__Instructions to follow__
Scan the material and copy every line in which "день" appears.
══ Extracted data ══
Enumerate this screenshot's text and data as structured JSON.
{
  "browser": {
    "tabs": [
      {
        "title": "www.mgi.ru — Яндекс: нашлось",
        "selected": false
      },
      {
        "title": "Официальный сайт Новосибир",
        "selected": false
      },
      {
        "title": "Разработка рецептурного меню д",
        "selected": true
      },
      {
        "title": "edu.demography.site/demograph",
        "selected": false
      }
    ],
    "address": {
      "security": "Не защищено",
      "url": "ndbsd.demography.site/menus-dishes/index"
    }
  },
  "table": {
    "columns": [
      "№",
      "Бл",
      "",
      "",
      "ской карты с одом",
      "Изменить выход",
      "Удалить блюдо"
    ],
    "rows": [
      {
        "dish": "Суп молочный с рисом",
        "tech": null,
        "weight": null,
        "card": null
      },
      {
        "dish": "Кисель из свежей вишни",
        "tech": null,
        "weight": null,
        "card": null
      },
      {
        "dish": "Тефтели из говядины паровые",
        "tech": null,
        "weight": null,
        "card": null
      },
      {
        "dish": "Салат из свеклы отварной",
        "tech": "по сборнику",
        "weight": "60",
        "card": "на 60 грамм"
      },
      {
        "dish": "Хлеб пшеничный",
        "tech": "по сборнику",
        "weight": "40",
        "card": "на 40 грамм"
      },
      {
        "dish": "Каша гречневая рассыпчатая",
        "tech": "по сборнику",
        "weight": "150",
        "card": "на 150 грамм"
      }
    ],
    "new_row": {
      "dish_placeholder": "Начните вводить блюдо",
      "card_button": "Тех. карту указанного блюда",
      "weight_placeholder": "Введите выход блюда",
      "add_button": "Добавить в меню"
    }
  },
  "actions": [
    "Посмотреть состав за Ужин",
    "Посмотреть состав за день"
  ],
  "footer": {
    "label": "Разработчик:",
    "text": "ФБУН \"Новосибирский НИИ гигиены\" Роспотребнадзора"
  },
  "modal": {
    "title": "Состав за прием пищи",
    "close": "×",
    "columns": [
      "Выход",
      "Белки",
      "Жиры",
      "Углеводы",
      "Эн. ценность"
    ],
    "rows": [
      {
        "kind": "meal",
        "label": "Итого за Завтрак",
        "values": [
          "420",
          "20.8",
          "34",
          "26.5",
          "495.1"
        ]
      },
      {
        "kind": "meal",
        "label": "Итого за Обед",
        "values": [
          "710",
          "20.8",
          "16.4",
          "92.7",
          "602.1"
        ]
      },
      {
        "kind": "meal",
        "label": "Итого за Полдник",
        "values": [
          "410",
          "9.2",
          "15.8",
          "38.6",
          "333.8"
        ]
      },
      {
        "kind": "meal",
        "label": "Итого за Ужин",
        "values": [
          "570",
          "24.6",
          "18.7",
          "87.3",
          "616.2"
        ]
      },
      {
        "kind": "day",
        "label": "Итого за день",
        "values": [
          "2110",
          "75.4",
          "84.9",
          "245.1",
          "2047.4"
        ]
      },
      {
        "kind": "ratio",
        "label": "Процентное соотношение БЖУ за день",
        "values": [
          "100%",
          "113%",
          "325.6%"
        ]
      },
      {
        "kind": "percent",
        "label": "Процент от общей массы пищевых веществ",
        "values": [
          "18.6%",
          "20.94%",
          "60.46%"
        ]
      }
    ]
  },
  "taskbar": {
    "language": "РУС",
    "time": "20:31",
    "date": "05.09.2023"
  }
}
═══
__Solution for this problem__
    "Посмотреть состав за день"
        "label": "Итого за день",
        "label": "Процентное соотношение БЖУ за день",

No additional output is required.